I could, alternatively post something on a social network. How simple an act this is these days, but would it, could it truly represent the depth of feeling? I actually think not and am a little ashamed at how glibly I may have done this in the past, though I sincerely hope not.
There is a musician at the hotel pool that night, but the nearest he will get to Deep Purple is smiling broadly and repeating the name “Ritchie Blackmore” and playing a version of “Will I See You in Heaven?” (kind of ironic eh?)
At home I might just dig out music and play it, but I am not at home, and here there are things to see, smiles to wear, culture and humour to be shared.
Finally we are in a church and I am glancing in the hymn book (lyrics only). It contains the Kyrie Eielson and I am reminded that Lord composed a piece where he set this in an atmospheric “mountain musicscape” – but, for the life of me I cannot recall the title of the piece.
With the help of my friend I am able to get a candle, and set a flame to it and together we stand for a moment, looking.
Two days ago, back home, I searched YouTube and found a piece from a concert in Russia (bootlegged I think); When a Blind Man Cries opened with a classic solo from the man himself.

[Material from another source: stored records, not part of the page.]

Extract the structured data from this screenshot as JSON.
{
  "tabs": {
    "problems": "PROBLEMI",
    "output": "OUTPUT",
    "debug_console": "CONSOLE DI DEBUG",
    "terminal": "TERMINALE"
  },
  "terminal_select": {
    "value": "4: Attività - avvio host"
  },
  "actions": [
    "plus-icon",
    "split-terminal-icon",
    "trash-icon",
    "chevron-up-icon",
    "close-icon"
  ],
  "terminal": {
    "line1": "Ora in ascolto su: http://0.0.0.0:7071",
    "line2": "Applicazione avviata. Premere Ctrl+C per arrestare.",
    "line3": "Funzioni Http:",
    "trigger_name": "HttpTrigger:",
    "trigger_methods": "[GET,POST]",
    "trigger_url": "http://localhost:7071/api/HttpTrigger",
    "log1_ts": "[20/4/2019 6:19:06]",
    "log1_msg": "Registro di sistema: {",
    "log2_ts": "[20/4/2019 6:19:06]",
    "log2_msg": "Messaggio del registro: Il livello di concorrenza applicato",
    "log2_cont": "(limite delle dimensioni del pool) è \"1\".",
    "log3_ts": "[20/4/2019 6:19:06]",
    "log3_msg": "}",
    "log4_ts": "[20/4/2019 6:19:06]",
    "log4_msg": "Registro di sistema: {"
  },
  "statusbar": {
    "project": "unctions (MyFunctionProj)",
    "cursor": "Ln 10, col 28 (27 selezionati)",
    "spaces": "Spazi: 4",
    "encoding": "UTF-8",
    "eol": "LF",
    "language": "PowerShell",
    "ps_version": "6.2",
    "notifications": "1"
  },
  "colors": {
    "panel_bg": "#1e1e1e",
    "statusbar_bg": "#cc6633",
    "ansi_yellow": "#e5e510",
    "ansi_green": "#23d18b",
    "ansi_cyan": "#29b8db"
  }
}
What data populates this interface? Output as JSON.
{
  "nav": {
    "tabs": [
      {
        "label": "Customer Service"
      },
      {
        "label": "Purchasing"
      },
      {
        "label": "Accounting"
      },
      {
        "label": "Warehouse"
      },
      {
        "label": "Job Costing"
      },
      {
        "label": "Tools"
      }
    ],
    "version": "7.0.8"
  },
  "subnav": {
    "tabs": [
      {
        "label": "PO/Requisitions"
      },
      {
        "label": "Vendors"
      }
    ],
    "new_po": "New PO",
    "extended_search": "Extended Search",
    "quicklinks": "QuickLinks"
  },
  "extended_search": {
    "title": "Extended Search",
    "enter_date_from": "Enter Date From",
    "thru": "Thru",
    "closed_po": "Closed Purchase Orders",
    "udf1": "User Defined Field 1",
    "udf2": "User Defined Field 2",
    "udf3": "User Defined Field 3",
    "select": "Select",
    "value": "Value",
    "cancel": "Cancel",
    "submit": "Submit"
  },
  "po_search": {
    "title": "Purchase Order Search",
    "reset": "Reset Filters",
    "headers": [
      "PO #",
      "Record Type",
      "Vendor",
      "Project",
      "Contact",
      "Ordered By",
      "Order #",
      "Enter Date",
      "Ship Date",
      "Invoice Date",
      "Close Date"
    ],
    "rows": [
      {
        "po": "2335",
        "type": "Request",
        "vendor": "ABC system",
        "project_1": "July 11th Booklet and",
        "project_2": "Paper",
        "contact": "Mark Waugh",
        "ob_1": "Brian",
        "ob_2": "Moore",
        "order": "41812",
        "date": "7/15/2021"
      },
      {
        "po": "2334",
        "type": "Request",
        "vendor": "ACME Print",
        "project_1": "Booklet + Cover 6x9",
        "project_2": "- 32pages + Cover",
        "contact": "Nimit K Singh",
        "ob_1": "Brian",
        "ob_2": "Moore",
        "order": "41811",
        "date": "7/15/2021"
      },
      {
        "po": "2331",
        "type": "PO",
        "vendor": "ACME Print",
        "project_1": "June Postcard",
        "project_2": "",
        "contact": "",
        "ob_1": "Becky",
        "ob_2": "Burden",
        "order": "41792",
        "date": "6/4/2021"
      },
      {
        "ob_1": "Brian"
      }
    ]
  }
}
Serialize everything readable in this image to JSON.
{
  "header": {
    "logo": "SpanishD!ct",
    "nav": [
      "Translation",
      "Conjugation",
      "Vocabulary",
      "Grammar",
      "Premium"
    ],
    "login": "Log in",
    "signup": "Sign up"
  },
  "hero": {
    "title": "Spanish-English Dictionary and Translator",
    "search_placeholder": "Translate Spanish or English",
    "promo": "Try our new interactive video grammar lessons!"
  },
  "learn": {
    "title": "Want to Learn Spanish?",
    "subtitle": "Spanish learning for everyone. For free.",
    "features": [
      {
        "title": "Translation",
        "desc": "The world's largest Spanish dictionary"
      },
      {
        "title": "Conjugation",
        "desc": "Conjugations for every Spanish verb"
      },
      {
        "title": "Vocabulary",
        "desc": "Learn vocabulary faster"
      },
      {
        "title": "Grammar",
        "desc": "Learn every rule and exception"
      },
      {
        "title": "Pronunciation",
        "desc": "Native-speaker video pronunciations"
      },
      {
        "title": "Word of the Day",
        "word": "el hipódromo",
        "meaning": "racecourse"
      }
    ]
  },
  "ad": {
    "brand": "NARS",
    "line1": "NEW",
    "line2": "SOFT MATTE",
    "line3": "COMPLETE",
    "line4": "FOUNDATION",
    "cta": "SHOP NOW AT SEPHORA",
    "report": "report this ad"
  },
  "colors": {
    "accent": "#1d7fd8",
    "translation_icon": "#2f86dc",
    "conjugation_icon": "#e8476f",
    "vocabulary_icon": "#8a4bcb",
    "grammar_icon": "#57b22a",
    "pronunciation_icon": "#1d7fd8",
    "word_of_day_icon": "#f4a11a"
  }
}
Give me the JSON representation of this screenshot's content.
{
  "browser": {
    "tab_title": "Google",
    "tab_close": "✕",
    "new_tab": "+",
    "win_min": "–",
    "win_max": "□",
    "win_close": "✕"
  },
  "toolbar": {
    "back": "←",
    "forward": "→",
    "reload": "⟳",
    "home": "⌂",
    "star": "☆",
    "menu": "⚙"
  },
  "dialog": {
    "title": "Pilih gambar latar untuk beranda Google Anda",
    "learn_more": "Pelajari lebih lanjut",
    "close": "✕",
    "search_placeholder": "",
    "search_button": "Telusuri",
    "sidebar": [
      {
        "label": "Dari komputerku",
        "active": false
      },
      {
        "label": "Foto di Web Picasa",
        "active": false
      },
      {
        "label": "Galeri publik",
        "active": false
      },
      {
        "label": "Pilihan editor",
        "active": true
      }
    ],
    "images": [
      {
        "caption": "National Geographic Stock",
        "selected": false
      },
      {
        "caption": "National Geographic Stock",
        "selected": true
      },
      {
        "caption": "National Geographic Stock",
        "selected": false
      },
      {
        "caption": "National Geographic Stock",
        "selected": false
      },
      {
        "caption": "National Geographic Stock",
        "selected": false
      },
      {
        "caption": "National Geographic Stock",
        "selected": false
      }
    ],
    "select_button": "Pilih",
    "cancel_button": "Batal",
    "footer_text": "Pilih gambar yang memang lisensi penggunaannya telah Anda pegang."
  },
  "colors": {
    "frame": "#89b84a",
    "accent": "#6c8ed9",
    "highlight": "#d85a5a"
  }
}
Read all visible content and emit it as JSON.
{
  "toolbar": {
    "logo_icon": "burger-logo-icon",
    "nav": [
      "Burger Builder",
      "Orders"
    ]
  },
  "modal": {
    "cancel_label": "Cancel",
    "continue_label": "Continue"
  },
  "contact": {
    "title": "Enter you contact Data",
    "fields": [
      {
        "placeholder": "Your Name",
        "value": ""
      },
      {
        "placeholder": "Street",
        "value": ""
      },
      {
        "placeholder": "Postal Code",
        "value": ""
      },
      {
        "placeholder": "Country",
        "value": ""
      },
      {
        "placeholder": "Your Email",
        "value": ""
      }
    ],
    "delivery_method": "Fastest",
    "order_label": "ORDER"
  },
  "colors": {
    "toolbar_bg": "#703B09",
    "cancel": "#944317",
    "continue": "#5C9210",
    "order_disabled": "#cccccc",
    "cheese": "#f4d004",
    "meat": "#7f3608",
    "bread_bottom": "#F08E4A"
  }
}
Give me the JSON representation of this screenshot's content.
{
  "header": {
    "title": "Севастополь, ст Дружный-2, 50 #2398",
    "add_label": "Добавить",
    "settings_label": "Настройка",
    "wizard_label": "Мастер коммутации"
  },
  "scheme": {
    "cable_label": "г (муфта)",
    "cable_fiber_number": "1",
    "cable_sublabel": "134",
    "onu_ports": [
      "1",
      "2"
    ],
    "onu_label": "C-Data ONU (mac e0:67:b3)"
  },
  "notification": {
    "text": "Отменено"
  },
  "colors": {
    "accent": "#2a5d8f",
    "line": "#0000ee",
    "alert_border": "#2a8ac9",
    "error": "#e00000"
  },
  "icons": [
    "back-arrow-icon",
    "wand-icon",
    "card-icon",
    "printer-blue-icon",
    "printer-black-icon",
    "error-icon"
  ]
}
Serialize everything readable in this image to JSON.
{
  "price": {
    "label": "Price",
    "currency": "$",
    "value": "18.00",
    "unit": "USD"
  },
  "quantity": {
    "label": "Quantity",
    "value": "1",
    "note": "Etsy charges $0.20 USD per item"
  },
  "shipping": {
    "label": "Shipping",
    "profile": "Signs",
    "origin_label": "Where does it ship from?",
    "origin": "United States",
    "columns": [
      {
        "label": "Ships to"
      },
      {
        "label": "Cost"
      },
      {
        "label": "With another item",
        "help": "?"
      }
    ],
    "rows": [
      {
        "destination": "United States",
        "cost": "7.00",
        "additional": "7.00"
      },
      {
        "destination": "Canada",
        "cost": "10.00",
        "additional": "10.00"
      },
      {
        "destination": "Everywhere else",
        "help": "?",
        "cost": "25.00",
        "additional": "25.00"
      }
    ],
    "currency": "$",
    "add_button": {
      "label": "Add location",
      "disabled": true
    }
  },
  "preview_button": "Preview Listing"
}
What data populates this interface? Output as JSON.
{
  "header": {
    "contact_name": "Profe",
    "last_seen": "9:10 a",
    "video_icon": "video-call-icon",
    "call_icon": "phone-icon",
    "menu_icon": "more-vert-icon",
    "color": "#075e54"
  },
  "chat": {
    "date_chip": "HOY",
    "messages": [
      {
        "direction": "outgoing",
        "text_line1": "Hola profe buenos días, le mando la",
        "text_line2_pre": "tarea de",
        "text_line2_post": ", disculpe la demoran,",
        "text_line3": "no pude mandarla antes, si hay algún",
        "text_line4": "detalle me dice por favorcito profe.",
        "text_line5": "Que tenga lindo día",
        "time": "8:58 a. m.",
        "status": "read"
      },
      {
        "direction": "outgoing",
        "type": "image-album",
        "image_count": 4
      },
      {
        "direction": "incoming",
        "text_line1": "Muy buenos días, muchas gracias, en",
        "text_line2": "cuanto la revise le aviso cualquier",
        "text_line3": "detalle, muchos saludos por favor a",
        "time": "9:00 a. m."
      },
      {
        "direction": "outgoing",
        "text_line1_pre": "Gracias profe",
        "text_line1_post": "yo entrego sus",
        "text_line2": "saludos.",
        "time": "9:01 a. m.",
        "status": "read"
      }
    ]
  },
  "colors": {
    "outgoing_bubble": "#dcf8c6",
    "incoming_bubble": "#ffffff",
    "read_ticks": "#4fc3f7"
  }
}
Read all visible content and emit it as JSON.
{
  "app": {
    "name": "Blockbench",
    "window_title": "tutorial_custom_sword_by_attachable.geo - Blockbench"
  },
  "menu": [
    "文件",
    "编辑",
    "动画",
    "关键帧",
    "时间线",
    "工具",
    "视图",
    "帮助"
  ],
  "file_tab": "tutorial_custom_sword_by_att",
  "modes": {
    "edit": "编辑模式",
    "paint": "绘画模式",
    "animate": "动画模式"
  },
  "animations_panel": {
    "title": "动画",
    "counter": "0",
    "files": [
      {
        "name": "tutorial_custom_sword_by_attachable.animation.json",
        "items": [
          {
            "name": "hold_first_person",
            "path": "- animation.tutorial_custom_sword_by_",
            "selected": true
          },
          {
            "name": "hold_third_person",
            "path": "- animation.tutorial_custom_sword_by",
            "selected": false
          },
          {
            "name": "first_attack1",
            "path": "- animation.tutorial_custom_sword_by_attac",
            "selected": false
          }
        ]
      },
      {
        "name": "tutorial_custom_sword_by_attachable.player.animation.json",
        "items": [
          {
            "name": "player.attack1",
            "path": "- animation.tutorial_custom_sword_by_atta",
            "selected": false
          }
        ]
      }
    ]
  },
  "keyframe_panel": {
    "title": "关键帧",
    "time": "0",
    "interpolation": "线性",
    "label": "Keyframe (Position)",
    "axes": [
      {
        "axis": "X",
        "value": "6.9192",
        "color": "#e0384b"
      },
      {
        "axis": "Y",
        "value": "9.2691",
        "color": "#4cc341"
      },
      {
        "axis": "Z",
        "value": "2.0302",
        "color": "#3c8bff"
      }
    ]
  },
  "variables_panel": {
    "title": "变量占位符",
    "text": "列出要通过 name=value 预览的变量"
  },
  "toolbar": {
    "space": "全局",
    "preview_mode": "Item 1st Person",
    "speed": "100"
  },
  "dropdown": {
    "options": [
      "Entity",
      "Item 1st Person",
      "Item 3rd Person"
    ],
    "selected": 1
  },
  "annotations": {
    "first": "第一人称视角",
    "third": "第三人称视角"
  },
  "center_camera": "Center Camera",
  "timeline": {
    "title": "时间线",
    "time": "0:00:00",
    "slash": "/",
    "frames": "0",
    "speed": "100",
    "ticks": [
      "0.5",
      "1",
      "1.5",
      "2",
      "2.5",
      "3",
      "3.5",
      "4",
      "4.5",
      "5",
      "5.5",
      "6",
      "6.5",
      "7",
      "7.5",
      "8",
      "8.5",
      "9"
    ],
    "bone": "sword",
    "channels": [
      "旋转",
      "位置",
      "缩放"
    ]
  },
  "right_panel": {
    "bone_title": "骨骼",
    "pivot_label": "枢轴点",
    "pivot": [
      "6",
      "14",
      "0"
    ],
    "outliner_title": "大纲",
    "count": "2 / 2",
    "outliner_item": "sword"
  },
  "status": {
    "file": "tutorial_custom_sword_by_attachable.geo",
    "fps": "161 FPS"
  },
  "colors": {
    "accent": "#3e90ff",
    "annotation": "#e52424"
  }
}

Some crowd pleasing local tune (as he was wont to do), some boogie-woogie piano, riffs interpolated and some distinctive pure-Lord music.
I am not ashamed to say that I sat and simply wept and in doing so felt consoled.